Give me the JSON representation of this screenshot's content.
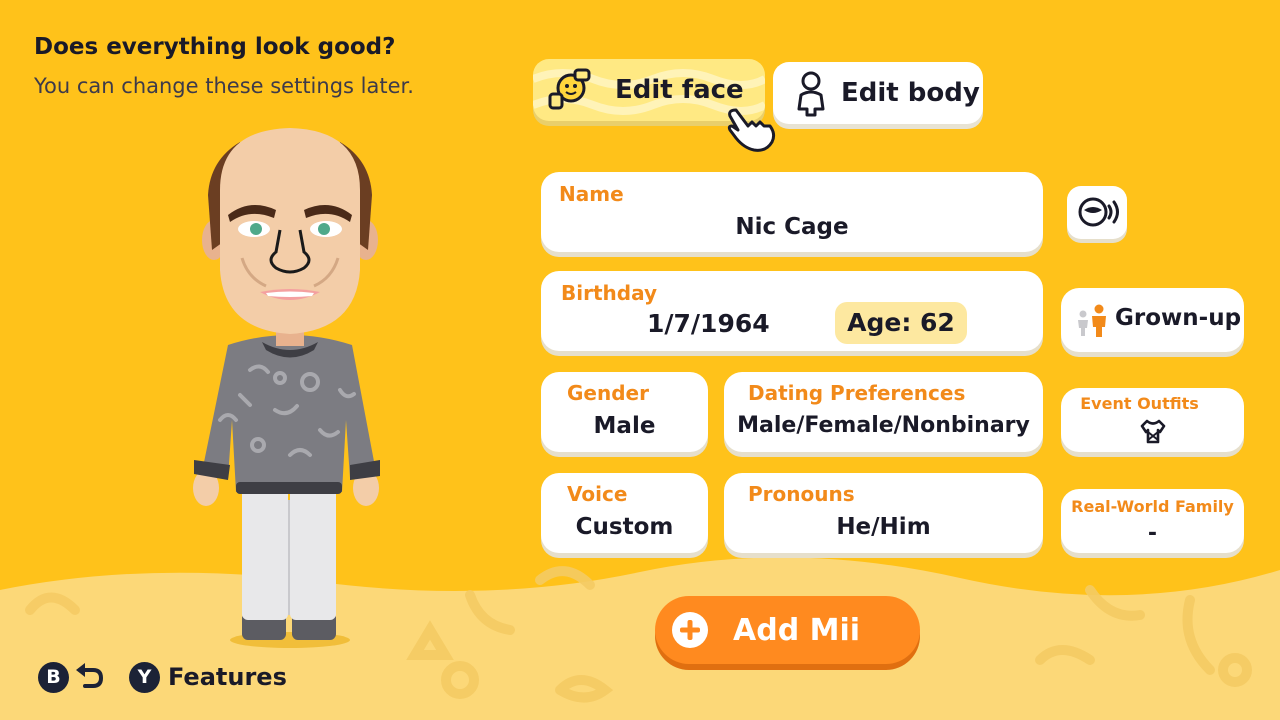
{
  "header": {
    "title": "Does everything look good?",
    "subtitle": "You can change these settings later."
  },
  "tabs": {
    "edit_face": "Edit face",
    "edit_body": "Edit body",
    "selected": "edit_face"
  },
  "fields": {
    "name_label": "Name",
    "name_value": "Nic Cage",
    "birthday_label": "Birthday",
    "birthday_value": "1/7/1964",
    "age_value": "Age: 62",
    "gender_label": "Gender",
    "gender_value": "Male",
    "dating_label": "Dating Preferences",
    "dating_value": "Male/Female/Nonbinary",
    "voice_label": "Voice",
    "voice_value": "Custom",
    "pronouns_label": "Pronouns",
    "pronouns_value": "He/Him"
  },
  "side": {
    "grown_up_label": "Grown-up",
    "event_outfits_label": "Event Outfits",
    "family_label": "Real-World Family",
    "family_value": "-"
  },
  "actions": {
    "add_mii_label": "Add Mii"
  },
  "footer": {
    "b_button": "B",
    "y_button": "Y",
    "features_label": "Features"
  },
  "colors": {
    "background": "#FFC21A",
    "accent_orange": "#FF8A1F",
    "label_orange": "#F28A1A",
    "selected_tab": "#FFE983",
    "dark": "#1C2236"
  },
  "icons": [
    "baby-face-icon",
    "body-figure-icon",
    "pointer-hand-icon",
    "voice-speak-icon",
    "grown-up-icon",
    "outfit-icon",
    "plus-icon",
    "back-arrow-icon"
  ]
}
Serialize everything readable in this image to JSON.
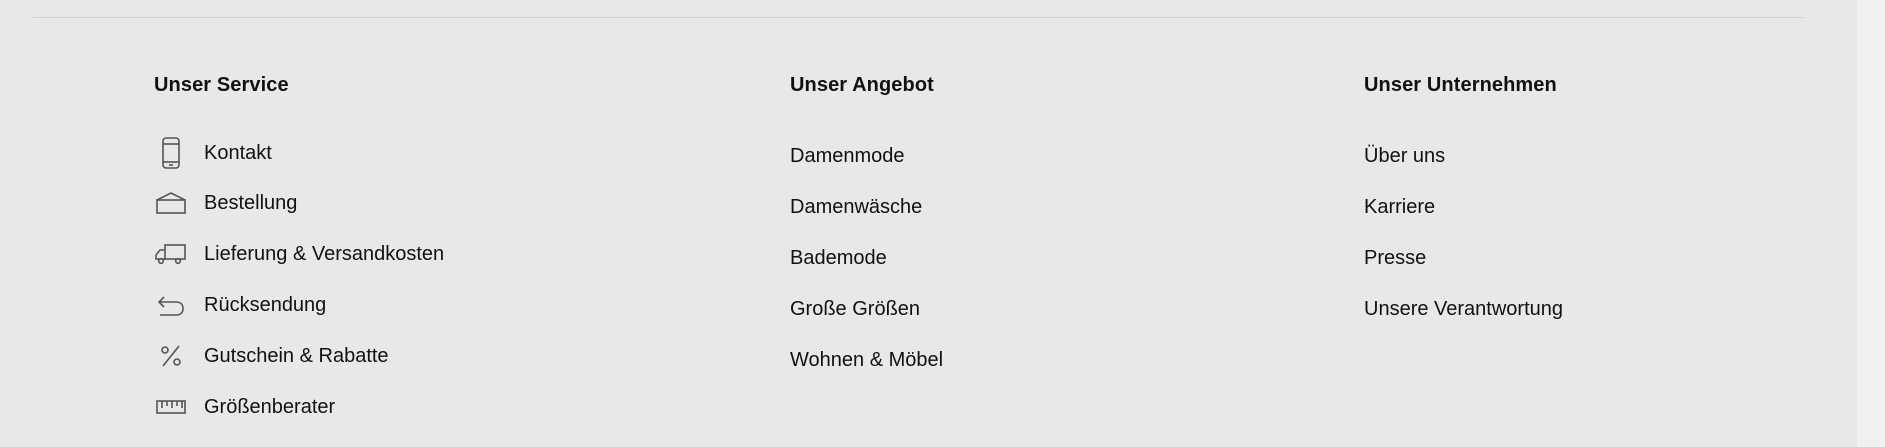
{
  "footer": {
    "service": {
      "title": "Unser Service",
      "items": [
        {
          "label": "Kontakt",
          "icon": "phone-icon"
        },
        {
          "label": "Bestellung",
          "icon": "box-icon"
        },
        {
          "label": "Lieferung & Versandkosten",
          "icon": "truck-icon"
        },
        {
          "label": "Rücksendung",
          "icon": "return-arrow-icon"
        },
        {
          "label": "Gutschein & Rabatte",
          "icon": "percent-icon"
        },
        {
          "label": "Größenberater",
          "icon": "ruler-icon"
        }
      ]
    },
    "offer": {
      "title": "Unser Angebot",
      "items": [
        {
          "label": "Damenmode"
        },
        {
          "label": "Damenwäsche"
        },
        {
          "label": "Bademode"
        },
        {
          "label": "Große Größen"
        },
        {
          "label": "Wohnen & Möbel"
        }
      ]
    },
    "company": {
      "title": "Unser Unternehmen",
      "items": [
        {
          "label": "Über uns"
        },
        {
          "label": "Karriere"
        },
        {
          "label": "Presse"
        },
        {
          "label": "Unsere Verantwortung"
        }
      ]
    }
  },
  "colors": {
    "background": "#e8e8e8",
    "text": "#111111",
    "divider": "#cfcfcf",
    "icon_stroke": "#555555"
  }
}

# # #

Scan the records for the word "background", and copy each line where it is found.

    "background": "#FFC21A",
    "background": "#e8e8e8",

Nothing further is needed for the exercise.